Report every line of the listing below in which the string "COPE" appears.
Top of Records provided
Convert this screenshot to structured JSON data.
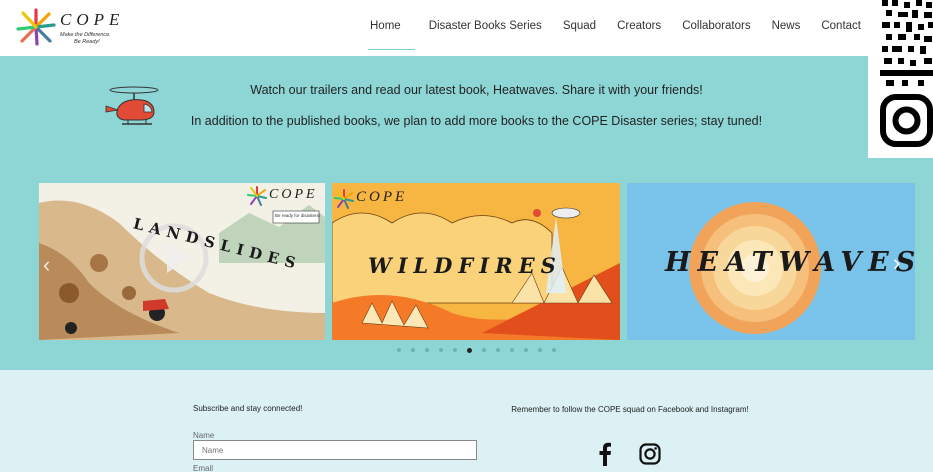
{
  "brand": {
    "title": "COPE",
    "tagline_1": "Make the Difference.",
    "tagline_2": "Be Ready!"
  },
  "nav": {
    "items": [
      "Home",
      "Disaster Books Series",
      "Squad",
      "Creators",
      "Collaborators",
      "News",
      "Contact"
    ],
    "active": "Home"
  },
  "intro": {
    "line1": "Watch our trailers and read our latest book, Heatwaves. Share it with your friends!",
    "line2": "In addition to the published books, we plan to add more books to the COPE Disaster series; stay tuned!"
  },
  "slides": [
    {
      "title": "LANDSLIDES",
      "logo": "COPE",
      "badge": "Be ready for disasters!"
    },
    {
      "title": "WILDFIRES",
      "logo": "COPE"
    },
    {
      "title": "HEATWAVES"
    }
  ],
  "carousel": {
    "dot_count": 12,
    "active_index": 5
  },
  "subscribe": {
    "title": "Subscribe and stay connected!",
    "name_label": "Name",
    "name_placeholder": "Name",
    "email_label": "Email"
  },
  "follow": {
    "text": "Remember to follow the COPE squad on Facebook and Instagram!"
  },
  "colors": {
    "teal": "#8ed6d6",
    "light": "#dcf1f4",
    "sky": "#79c3ea"
  }
}
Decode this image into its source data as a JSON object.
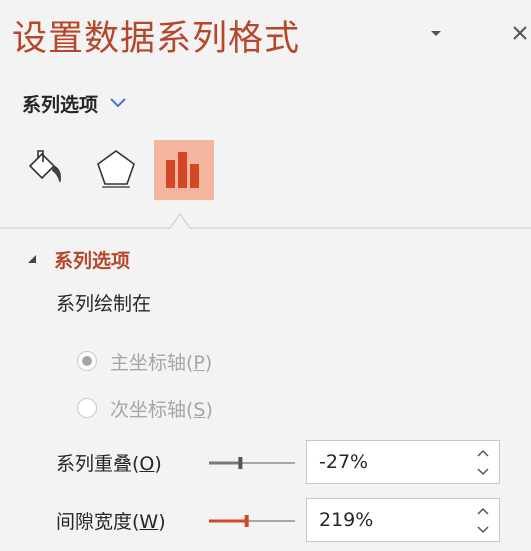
{
  "pane": {
    "title": "设置数据系列格式",
    "options_icon": "dropdown-caret-icon",
    "close_icon": "close-icon"
  },
  "series_options_menu": {
    "label": "系列选项",
    "chevron_icon": "chevron-down-icon"
  },
  "tabs": [
    {
      "icon": "paint-bucket-icon",
      "name": "Fill & Line"
    },
    {
      "icon": "pentagon-icon",
      "name": "Effects"
    },
    {
      "icon": "bar-chart-icon",
      "name": "Series Options",
      "selected": true
    }
  ],
  "section": {
    "title": "系列选项",
    "caret_icon": "collapse-triangle-icon",
    "plot_on_label": "系列绘制在",
    "radios": [
      {
        "label": "主坐标轴(",
        "key": "P",
        "suffix": ")",
        "checked": true,
        "disabled": true
      },
      {
        "label": "次坐标轴(",
        "key": "S",
        "suffix": ")",
        "checked": false,
        "disabled": true
      }
    ],
    "overlap": {
      "label": "系列重叠(",
      "key": "O",
      "suffix": ")",
      "value": "-27%",
      "slider_fraction": 0.365
    },
    "gap_width": {
      "label": "间隙宽度(",
      "key": "W",
      "suffix": ")",
      "value": "219%",
      "slider_fraction": 0.438
    }
  },
  "colors": {
    "accent": "#b7472a",
    "selected_tab_bg": "#f4b59f",
    "chart_icon": "#d24726",
    "panel_bg": "#f3f3f3",
    "disabled_text": "#a6a6a6"
  }
}
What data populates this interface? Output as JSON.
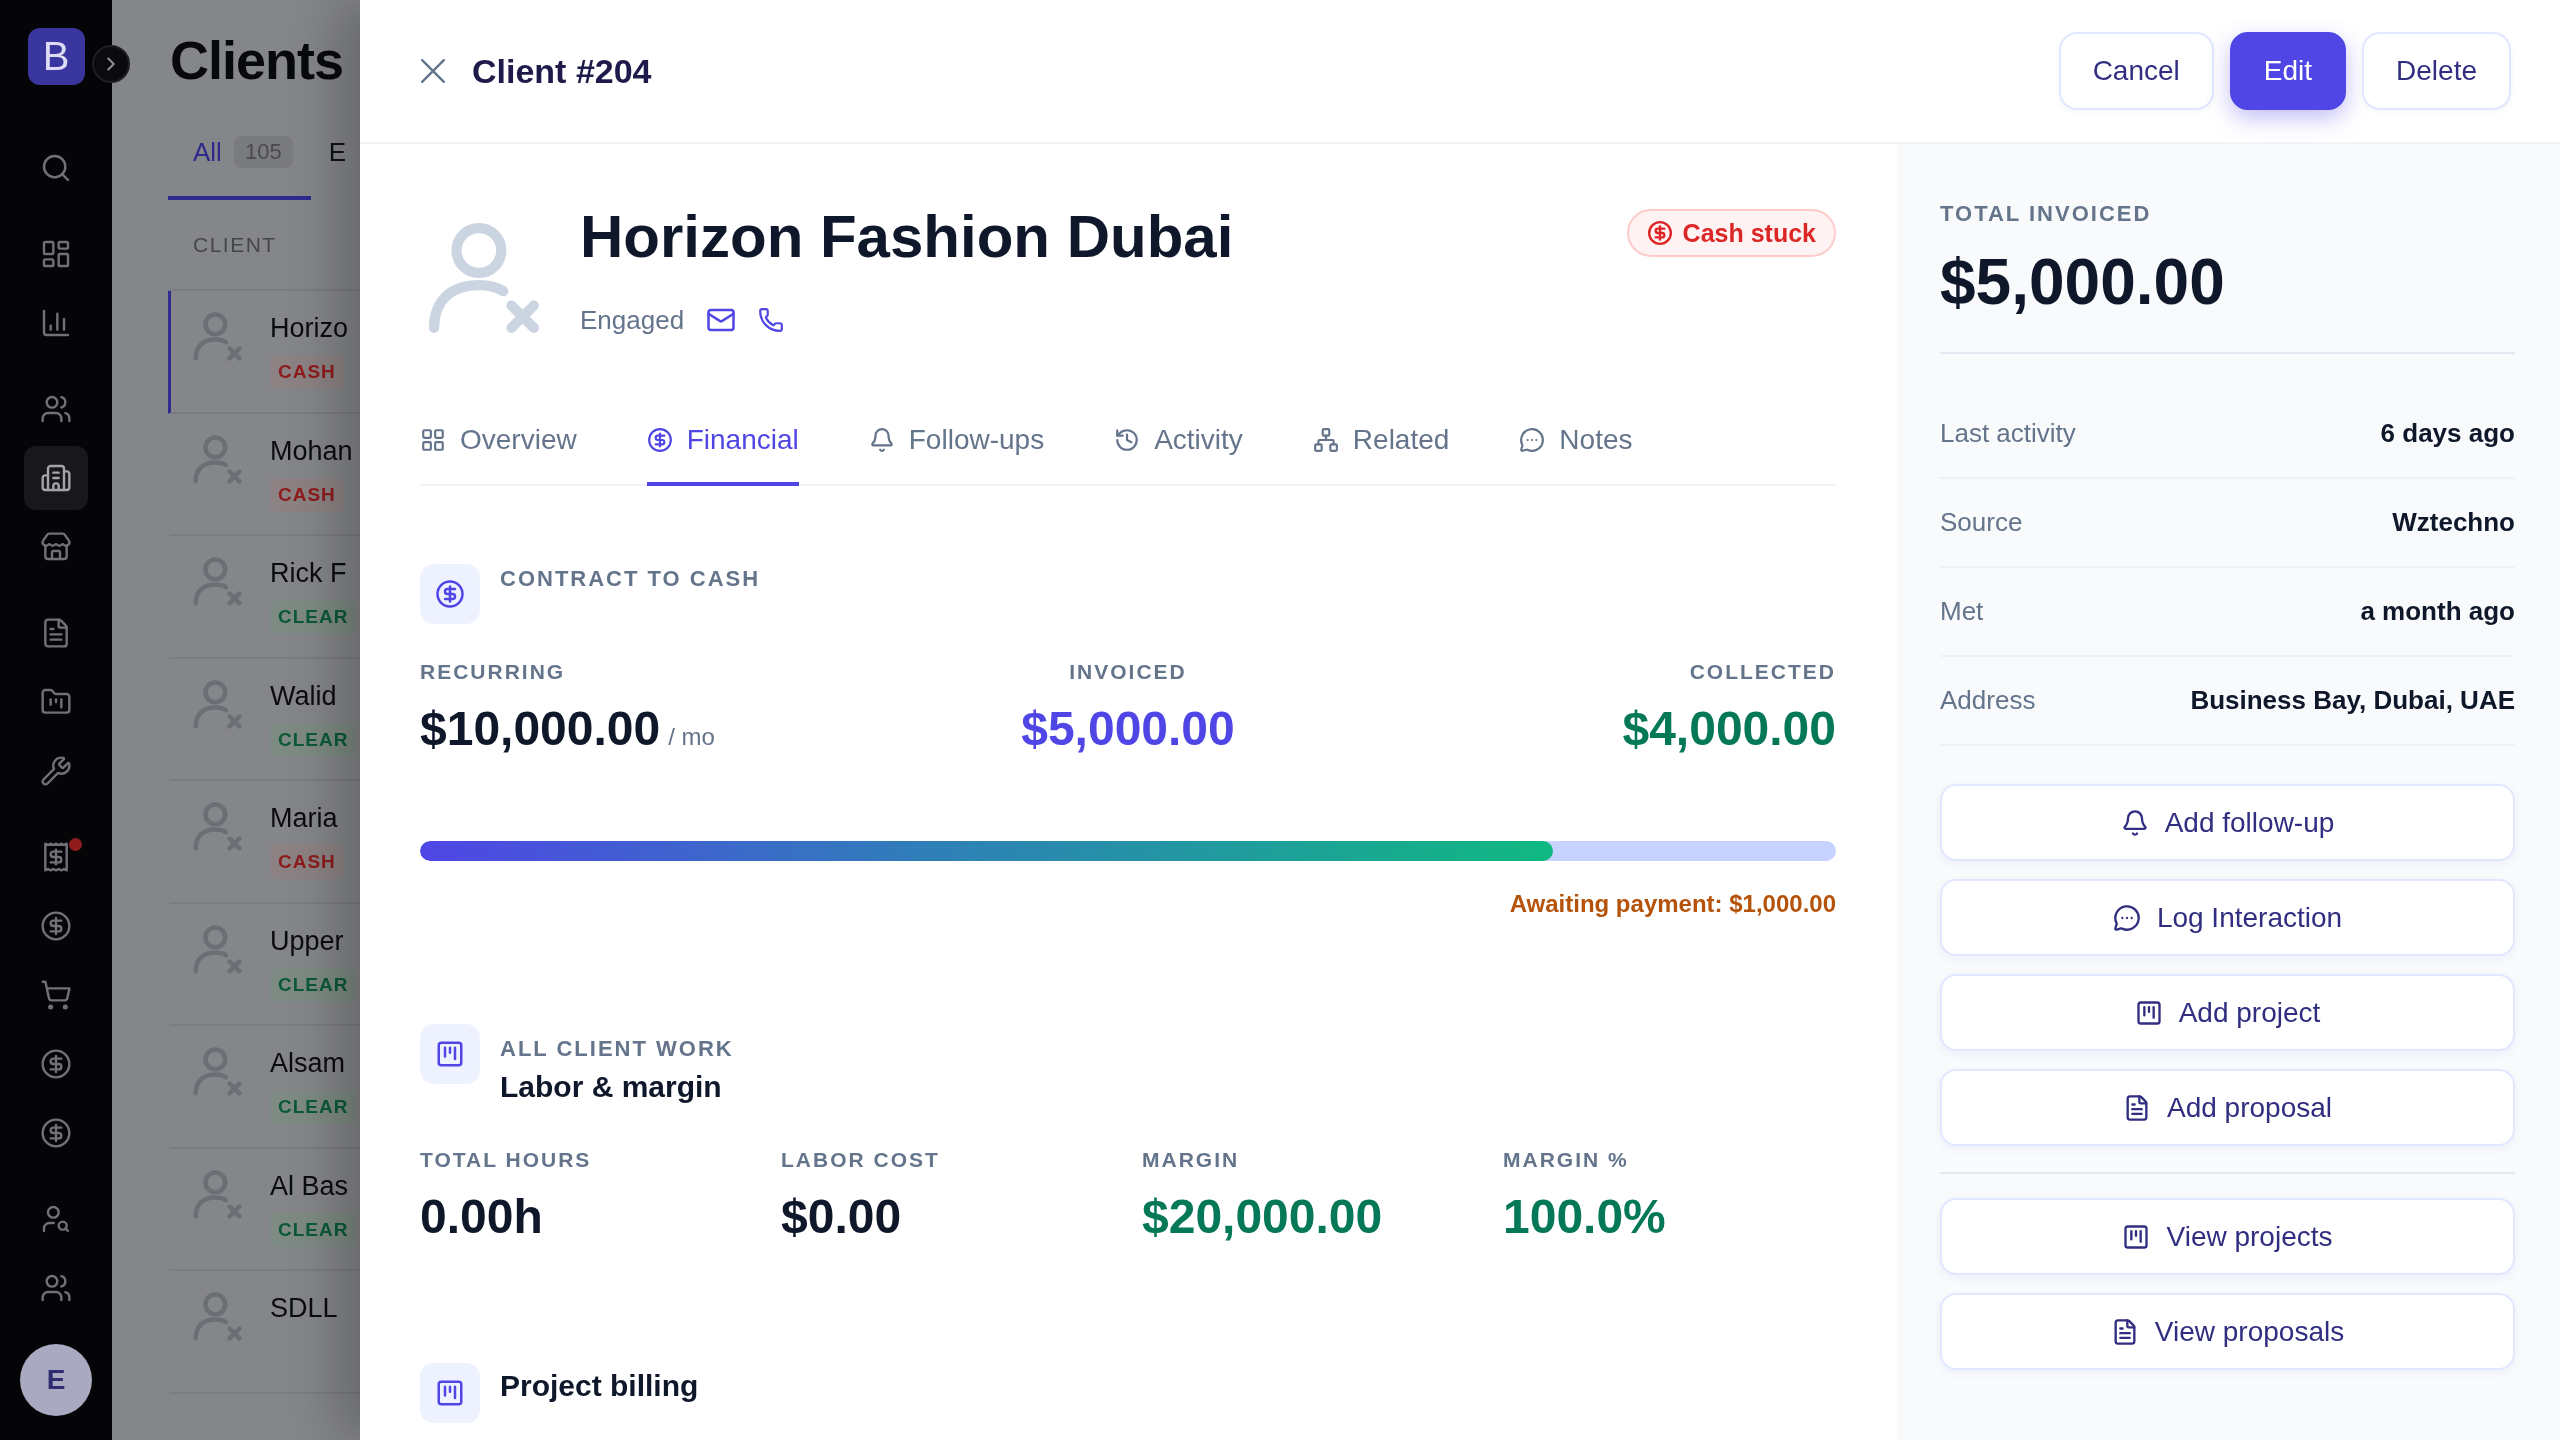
{
  "sidebar": {
    "logo": "B",
    "groups": [
      {
        "items": [
          {
            "selected": false,
            "alert": false
          }
        ]
      },
      {
        "items": [
          {
            "selected": false,
            "alert": false
          },
          {
            "selected": false,
            "alert": false
          }
        ]
      },
      {
        "items": [
          {
            "selected": false,
            "alert": false
          },
          {
            "selected": true,
            "alert": false
          },
          {
            "selected": false,
            "alert": false
          }
        ]
      },
      {
        "items": [
          {
            "selected": false,
            "alert": false
          },
          {
            "selected": false,
            "alert": false
          },
          {
            "selected": false,
            "alert": false
          }
        ]
      },
      {
        "items": [
          {
            "selected": false,
            "alert": true
          },
          {
            "selected": false,
            "alert": false
          },
          {
            "selected": false,
            "alert": false
          },
          {
            "selected": false,
            "alert": false
          },
          {
            "selected": false,
            "alert": false
          }
        ]
      },
      {
        "items": [
          {
            "selected": false,
            "alert": false
          },
          {
            "selected": false,
            "alert": false
          }
        ]
      }
    ],
    "user_initial": "E"
  },
  "client_list": {
    "title": "Clients",
    "tabs": [
      {
        "label": "All",
        "count": "105",
        "selected": true
      },
      {
        "label": "E",
        "selected": false
      }
    ],
    "column_header": "CLIENT",
    "rows": [
      {
        "name": "Horizo",
        "status": {
          "label": "CASH",
          "kind": "cash_stuck"
        },
        "selected": true
      },
      {
        "name": "Mohan",
        "status": {
          "label": "CASH",
          "kind": "cash_stuck"
        },
        "selected": false
      },
      {
        "name": "Rick F",
        "status": {
          "label": "CLEAR",
          "kind": "clear"
        },
        "selected": false
      },
      {
        "name": "Walid",
        "status": {
          "label": "CLEAR",
          "kind": "clear"
        },
        "selected": false
      },
      {
        "name": "Maria",
        "status": {
          "label": "CASH",
          "kind": "cash_stuck"
        },
        "selected": false
      },
      {
        "name": "Upper",
        "status": {
          "label": "CLEAR",
          "kind": "clear"
        },
        "selected": false
      },
      {
        "name": "Alsam",
        "status": {
          "label": "CLEAR",
          "kind": "clear"
        },
        "selected": false
      },
      {
        "name": "Al Bas",
        "status": {
          "label": "CLEAR",
          "kind": "clear"
        },
        "selected": false
      },
      {
        "name": "SDLL",
        "selected": false
      }
    ]
  },
  "drawer": {
    "title": "Client #204",
    "actions": [
      {
        "label": "Cancel",
        "kind": "secondary"
      },
      {
        "label": "Edit",
        "kind": "primary"
      },
      {
        "label": "Delete",
        "kind": "secondary"
      }
    ],
    "client": {
      "name": "Horizon Fashion Dubai",
      "stage": "Engaged",
      "badge": "Cash stuck"
    },
    "tabs": [
      {
        "label": "Overview",
        "selected": false
      },
      {
        "label": "Financial",
        "selected": true
      },
      {
        "label": "Follow-ups",
        "selected": false
      },
      {
        "label": "Activity",
        "selected": false
      },
      {
        "label": "Related",
        "selected": false
      },
      {
        "label": "Notes",
        "selected": false
      }
    ],
    "contract_to_cash": {
      "heading": "CONTRACT TO CASH",
      "metrics": [
        {
          "label": "RECURRING",
          "value": "$10,000.00",
          "unit": "/ mo",
          "color": "#0f172a"
        },
        {
          "label": "INVOICED",
          "value": "$5,000.00",
          "color": "#4f46e5"
        },
        {
          "label": "COLLECTED",
          "value": "$4,000.00",
          "color": "#047857"
        }
      ],
      "progress": {
        "level": 0.8
      },
      "note": "Awaiting payment: $1,000.00"
    },
    "labor": {
      "eyebrow": "ALL CLIENT WORK",
      "heading": "Labor & margin",
      "metrics": [
        {
          "label": "TOTAL HOURS",
          "value": "0.00h",
          "color": "#0f172a"
        },
        {
          "label": "LABOR COST",
          "value": "$0.00",
          "color": "#0f172a"
        },
        {
          "label": "MARGIN",
          "value": "$20,000.00",
          "color": "#047857"
        },
        {
          "label": "MARGIN %",
          "value": "100.0%",
          "color": "#047857"
        }
      ]
    },
    "project_billing": {
      "heading": "Project billing"
    },
    "summary": {
      "label": "TOTAL INVOICED",
      "value": "$5,000.00",
      "details": [
        {
          "label": "Last activity",
          "value": "6 days ago"
        },
        {
          "label": "Source",
          "value": "Wztechno"
        },
        {
          "label": "Met",
          "value": "a month ago"
        },
        {
          "label": "Address",
          "value": "Business Bay, Dubai, UAE"
        }
      ],
      "actions": [
        "Add follow-up",
        "Log Interaction",
        "Add project",
        "Add proposal"
      ],
      "links": [
        "View projects",
        "View proposals"
      ]
    }
  }
}
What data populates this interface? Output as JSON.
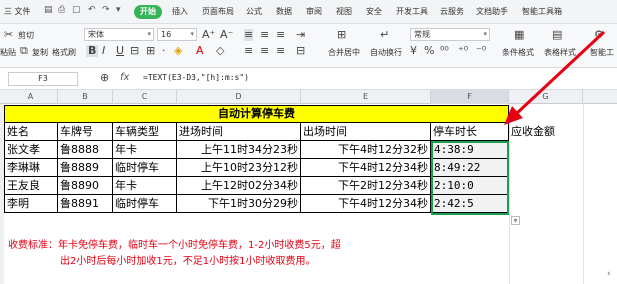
{
  "menu": {
    "file": "三 文件",
    "start": "开始",
    "items": [
      "插入",
      "页面布局",
      "公式",
      "数据",
      "审阅",
      "视图",
      "安全",
      "开发工具",
      "云服务",
      "文档助手",
      "智能工具箱"
    ]
  },
  "ribbon": {
    "cut": "剪切",
    "paste": "粘贴",
    "copy": "复制",
    "format_painter": "格式刷",
    "font_name": "宋体",
    "font_size": "16",
    "number_format": "常规",
    "merge_center": "合并居中",
    "wrap": "自动换行",
    "cond_format": "条件格式",
    "table_style": "表格样式",
    "smart": "智能工"
  },
  "formula_bar": {
    "cell_ref": "F3",
    "fx": "fx",
    "formula": "=TEXT(E3-D3,\"[h]:m:s\")"
  },
  "columns": [
    "A",
    "B",
    "C",
    "D",
    "E",
    "F",
    "G"
  ],
  "sheet": {
    "title": "自动计算停车费",
    "headers": [
      "姓名",
      "车牌号",
      "车辆类型",
      "进场时间",
      "出场时间",
      "停车时长",
      "应收金额"
    ],
    "rows": [
      [
        "张文孝",
        "鲁8888",
        "年卡",
        "上午11时34分23秒",
        "下午4时12分32秒",
        "4:38:9",
        ""
      ],
      [
        "李琳琳",
        "鲁8889",
        "临时停车",
        "上午10时23分12秒",
        "下午4时12分34秒",
        "8:49:22",
        ""
      ],
      [
        "王友良",
        "鲁8890",
        "年卡",
        "上午12时02分34秒",
        "下午2时12分34秒",
        "2:10:0",
        ""
      ],
      [
        "李明",
        "鲁8891",
        "临时停车",
        "下午1时30分29秒",
        "下午4时12分34秒",
        "2:42:5",
        ""
      ]
    ]
  },
  "note": {
    "line1": "收费标准：年卡免停车费，临时车一个小时免停车费，1-2小时收费5元，超",
    "line2": "出2小时后每小时加收1元，不足1小时按1小时收取费用。"
  },
  "colors": {
    "accent_green": "#35b558",
    "title_fill": "#ffff00",
    "note_red": "#e60012",
    "arrow_red": "#e60012"
  }
}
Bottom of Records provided
:: Response to this task ::
    "title": "COPE",
    "line2": "In addition to the published books, we plan to add more books to the COPE Disaster series; stay tuned!"
      "logo": "COPE",
      "logo": "COPE"
    "text": "Remember to follow the COPE squad on Facebook and Instagram!"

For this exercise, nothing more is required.